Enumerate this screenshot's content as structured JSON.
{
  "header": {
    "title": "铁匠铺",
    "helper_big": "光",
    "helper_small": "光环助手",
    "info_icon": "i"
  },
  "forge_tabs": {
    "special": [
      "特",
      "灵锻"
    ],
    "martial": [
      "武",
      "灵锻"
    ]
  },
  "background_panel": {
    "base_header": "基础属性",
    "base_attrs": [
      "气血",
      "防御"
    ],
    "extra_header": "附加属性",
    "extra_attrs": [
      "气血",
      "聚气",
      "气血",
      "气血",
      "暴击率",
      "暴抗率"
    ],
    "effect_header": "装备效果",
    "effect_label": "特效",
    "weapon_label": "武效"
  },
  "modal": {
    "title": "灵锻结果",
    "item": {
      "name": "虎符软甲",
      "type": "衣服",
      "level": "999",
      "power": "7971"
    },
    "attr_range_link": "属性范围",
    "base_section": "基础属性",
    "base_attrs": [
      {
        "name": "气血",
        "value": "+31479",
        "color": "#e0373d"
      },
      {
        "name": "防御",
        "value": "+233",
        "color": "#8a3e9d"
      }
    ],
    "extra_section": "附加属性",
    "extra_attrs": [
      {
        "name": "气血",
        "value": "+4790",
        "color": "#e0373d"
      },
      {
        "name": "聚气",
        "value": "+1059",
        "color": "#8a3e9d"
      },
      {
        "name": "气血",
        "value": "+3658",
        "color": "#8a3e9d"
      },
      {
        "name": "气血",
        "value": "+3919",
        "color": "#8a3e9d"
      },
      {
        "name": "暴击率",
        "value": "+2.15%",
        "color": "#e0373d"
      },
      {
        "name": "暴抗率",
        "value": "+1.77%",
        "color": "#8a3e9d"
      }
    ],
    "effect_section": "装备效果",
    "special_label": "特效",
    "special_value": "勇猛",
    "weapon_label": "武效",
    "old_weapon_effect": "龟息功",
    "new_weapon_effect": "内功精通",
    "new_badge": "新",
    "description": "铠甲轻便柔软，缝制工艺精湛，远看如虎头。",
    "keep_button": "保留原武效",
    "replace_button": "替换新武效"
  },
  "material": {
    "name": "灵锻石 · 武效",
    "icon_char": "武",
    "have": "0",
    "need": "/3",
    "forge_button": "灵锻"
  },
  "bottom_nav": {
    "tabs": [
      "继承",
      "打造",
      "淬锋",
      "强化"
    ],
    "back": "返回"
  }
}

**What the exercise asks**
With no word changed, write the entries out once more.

**Response for this exercise**
Enumerate this screenshot's content as structured JSON.
{
  "header": {
    "title": "铁匠铺",
    "helper_big": "光",
    "helper_small": "光环助手",
    "info_icon": "i"
  },
  "forge_tabs": {
    "special": [
      "特",
      "灵锻"
    ],
    "martial": [
      "武",
      "灵锻"
    ]
  },
  "background_panel": {
    "base_header": "基础属性",
    "base_attrs": [
      "气血",
      "防御"
    ],
    "extra_header": "附加属性",
    "extra_attrs": [
      "气血",
      "聚气",
      "气血",
      "气血",
      "暴击率",
      "暴抗率"
    ],
    "effect_header": "装备效果",
    "effect_label": "特效",
    "weapon_label": "武效"
  },
  "modal": {
    "title": "灵锻结果",
    "item": {
      "name": "虎符软甲",
      "type": "衣服",
      "level": "999",
      "power": "7971"
    },
    "attr_range_link": "属性范围",
    "base_section": "基础属性",
    "base_attrs": [
      {
        "name": "气血",
        "value": "+31479",
        "color": "#e0373d"
      },
      {
        "name": "防御",
        "value": "+233",
        "color": "#8a3e9d"
      }
    ],
    "extra_section": "附加属性",
    "extra_attrs": [
      {
        "name": "气血",
        "value": "+4790",
        "color": "#e0373d"
      },
      {
        "name": "聚气",
        "value": "+1059",
        "color": "#8a3e9d"
      },
      {
        "name": "气血",
        "value": "+3658",
        "color": "#8a3e9d"
      },
      {
        "name": "气血",
        "value": "+3919",
        "color": "#8a3e9d"
      },
      {
        "name": "暴击率",
        "value": "+2.15%",
        "color": "#e0373d"
      },
      {
        "name": "暴抗率",
        "value": "+1.77%",
        "color": "#8a3e9d"
      }
    ],
    "effect_section": "装备效果",
    "special_label": "特效",
    "special_value": "勇猛",
    "weapon_label": "武效",
    "old_weapon_effect": "龟息功",
    "new_weapon_effect": "内功精通",
    "new_badge": "新",
    "description": "铠甲轻便柔软，缝制工艺精湛，远看如虎头。",
    "keep_button": "保留原武效",
    "replace_button": "替换新武效"
  },
  "material": {
    "name": "灵锻石 · 武效",
    "icon_char": "武",
    "have": "0",
    "need": "/3",
    "forge_button": "灵锻"
  },
  "bottom_nav": {
    "tabs": [
      "继承",
      "打造",
      "淬锋",
      "强化"
    ],
    "back": "返回"
  }
}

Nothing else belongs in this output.